++++ Supplied entries ++++

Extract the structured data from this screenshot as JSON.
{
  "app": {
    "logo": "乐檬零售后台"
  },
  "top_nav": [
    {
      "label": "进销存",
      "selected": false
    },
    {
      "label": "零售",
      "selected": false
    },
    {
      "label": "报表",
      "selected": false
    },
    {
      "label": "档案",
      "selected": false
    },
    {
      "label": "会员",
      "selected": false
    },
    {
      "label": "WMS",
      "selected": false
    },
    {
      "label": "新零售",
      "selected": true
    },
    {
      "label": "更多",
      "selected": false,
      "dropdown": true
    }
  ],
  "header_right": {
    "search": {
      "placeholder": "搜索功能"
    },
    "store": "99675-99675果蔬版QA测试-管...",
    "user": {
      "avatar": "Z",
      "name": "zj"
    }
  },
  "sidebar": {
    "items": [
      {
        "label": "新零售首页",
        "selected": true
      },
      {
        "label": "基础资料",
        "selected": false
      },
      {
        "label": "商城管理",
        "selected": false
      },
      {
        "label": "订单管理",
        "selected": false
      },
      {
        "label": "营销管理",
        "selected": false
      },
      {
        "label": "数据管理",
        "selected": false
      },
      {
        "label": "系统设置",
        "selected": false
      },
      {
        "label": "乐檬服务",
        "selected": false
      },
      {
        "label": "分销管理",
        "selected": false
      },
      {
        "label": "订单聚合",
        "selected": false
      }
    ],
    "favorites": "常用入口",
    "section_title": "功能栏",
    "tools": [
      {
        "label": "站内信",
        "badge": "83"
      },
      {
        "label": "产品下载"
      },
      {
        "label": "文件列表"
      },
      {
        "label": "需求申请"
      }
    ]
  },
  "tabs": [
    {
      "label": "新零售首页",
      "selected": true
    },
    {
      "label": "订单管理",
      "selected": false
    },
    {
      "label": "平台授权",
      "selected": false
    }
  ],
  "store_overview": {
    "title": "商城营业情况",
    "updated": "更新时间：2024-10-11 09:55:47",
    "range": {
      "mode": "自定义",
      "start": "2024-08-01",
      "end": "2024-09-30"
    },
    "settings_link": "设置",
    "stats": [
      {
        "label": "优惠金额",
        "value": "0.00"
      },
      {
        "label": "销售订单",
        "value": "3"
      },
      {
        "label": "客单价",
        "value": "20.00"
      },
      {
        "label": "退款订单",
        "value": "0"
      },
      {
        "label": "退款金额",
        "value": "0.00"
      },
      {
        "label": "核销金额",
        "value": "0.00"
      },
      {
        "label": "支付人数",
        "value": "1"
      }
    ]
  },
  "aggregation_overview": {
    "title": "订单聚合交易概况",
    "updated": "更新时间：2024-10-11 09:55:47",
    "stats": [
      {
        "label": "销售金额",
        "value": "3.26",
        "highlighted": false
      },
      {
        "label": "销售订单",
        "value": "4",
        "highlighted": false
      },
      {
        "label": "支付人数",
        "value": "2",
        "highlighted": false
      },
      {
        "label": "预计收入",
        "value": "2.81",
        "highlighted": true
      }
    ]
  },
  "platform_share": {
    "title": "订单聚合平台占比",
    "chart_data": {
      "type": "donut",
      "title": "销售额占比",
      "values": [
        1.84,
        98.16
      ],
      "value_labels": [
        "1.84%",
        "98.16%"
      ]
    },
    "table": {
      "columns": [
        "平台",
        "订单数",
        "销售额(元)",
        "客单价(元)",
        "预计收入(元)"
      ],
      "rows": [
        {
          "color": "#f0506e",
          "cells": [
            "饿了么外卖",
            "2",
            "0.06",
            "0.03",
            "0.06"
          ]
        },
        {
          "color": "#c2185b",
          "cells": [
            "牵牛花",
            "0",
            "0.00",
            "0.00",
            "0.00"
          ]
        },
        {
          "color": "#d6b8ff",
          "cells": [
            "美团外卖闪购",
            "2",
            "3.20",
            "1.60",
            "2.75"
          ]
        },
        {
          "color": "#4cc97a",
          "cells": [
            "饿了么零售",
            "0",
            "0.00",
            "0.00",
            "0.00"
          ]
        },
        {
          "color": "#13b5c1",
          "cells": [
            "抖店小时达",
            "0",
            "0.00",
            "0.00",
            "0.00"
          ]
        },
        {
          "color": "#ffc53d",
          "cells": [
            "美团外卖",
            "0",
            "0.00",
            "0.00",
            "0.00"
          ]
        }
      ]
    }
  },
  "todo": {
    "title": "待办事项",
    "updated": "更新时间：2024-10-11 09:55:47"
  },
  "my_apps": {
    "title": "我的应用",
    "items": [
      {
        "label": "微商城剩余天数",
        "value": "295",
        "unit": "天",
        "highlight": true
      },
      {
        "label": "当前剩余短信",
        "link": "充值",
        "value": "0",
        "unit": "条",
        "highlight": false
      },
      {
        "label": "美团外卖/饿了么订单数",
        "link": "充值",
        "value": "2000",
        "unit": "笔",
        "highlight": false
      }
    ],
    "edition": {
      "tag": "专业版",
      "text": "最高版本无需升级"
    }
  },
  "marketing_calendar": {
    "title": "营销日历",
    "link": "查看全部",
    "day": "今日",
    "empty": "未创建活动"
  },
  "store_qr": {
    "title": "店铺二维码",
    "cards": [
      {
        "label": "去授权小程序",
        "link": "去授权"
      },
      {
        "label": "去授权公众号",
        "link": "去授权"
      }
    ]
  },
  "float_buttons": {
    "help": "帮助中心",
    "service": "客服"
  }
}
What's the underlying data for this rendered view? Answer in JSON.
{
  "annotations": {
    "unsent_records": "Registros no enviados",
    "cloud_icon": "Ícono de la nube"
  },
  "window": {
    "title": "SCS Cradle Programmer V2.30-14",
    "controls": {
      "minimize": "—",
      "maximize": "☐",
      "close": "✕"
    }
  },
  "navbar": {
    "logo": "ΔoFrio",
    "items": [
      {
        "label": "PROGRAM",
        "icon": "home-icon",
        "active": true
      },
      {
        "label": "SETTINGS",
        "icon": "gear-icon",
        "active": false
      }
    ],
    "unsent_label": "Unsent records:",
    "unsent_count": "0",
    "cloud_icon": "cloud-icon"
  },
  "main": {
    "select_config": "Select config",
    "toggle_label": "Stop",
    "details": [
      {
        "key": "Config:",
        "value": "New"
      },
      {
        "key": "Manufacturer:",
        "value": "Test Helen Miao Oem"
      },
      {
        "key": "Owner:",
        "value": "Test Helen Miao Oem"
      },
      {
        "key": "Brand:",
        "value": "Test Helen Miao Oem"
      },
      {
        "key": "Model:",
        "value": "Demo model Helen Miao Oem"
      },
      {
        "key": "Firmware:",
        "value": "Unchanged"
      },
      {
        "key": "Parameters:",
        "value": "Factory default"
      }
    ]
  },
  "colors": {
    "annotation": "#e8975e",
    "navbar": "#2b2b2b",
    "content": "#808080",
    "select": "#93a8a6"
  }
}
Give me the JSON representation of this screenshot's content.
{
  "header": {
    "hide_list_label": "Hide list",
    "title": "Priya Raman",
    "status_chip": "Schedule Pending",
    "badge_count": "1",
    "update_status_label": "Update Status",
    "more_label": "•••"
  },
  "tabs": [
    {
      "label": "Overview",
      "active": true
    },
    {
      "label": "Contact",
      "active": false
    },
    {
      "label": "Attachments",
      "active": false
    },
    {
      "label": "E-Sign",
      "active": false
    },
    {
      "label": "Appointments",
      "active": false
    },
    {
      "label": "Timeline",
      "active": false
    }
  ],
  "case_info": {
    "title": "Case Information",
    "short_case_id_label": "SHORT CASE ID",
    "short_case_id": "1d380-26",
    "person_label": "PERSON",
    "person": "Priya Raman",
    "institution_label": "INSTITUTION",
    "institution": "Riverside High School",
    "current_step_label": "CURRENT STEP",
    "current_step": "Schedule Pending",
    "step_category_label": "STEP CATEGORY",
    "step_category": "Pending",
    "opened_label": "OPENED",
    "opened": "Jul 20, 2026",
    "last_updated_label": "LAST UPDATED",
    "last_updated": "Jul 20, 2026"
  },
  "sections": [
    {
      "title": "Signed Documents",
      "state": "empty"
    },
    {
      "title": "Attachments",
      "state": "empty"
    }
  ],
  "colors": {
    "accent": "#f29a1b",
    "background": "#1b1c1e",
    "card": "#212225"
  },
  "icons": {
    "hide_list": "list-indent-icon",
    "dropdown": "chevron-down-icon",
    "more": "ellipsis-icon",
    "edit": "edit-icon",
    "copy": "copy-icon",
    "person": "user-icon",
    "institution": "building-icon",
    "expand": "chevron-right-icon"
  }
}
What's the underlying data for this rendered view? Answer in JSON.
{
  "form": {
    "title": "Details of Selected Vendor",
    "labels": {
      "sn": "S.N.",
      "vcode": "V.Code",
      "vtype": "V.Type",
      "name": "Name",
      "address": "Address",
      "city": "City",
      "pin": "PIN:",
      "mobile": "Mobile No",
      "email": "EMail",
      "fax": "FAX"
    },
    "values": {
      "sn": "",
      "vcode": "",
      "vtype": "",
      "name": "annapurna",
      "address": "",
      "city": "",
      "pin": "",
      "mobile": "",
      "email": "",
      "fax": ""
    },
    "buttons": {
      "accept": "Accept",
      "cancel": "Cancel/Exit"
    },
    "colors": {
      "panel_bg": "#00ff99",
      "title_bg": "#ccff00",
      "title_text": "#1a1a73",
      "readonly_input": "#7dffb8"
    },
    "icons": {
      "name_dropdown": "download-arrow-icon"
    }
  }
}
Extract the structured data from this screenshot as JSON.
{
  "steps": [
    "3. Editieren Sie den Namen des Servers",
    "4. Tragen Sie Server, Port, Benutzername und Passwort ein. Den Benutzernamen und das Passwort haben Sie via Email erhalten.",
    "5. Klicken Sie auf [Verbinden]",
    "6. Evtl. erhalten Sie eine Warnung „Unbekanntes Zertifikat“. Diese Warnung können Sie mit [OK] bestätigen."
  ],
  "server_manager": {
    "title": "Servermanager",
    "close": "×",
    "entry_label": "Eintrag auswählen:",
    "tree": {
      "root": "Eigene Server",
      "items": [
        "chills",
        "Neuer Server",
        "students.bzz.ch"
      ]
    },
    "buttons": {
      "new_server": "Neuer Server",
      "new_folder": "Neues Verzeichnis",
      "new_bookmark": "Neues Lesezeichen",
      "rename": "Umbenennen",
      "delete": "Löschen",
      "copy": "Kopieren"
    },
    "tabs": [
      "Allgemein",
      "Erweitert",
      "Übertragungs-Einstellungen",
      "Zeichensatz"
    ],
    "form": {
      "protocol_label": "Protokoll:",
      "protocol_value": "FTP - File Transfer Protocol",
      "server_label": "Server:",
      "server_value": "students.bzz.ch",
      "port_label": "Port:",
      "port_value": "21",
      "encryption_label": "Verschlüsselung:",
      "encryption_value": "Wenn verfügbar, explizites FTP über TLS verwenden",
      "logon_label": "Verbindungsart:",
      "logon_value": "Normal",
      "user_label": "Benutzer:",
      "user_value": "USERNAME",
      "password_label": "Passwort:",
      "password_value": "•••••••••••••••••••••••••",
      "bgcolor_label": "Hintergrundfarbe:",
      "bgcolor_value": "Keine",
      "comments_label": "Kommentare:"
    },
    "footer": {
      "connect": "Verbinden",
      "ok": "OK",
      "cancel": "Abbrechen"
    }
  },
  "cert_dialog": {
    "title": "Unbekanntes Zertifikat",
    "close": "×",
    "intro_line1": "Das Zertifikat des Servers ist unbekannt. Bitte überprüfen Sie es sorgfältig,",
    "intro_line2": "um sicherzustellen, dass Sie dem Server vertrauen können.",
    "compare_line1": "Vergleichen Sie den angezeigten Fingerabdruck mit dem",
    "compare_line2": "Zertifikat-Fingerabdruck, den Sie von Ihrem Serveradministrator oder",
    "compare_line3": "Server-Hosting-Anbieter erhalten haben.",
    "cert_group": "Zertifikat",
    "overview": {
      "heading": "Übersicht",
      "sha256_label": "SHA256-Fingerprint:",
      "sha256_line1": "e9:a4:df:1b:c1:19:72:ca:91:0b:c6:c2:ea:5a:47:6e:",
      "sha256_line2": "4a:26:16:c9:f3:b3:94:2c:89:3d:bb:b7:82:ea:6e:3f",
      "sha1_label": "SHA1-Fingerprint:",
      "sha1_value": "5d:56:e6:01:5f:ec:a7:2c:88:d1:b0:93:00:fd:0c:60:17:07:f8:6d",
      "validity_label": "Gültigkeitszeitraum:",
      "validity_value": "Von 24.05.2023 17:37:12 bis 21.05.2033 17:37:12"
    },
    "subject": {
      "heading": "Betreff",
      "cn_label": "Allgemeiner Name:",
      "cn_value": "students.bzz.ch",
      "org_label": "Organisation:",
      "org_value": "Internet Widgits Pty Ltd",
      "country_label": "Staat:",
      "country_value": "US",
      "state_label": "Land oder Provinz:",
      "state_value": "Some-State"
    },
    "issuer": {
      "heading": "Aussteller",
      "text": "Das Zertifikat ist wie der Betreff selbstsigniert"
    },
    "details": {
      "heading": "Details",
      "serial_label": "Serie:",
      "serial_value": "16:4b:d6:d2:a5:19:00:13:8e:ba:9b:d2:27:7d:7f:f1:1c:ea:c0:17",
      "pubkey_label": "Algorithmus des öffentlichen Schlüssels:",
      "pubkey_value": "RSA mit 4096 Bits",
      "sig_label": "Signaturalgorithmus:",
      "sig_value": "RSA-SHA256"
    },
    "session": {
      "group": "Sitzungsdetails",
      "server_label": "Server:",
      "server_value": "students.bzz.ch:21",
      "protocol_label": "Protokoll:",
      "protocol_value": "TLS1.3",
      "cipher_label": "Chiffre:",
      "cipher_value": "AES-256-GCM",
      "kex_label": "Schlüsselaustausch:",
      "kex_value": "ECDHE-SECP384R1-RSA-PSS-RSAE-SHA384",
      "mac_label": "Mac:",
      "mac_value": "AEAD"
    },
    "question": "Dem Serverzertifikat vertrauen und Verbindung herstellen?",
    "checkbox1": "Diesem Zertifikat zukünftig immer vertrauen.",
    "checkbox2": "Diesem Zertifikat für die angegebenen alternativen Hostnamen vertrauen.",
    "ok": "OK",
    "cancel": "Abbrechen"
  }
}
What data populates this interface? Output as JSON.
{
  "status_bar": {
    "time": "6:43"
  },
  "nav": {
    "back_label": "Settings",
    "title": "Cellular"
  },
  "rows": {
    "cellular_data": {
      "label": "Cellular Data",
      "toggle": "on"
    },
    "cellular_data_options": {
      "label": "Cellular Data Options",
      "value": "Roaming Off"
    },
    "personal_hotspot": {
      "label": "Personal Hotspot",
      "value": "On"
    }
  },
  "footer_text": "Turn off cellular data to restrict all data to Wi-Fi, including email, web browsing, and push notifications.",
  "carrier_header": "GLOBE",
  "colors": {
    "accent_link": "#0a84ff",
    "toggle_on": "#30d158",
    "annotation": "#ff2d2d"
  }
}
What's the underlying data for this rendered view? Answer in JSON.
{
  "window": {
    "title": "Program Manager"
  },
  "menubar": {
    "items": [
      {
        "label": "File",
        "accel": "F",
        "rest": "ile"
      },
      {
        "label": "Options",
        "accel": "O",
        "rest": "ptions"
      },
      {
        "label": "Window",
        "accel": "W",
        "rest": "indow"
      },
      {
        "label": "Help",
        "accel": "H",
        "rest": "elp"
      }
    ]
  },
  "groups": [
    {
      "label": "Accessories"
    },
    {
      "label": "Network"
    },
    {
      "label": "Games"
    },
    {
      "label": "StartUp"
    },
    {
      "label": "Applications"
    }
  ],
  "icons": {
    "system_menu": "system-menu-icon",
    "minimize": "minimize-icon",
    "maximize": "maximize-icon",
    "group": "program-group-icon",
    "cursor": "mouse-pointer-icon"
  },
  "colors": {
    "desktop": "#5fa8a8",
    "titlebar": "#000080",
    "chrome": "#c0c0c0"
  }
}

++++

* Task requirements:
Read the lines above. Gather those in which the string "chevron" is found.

* Response to the exercise:
    "dropdown": "chevron-down-icon",
    "expand": "chevron-right-icon"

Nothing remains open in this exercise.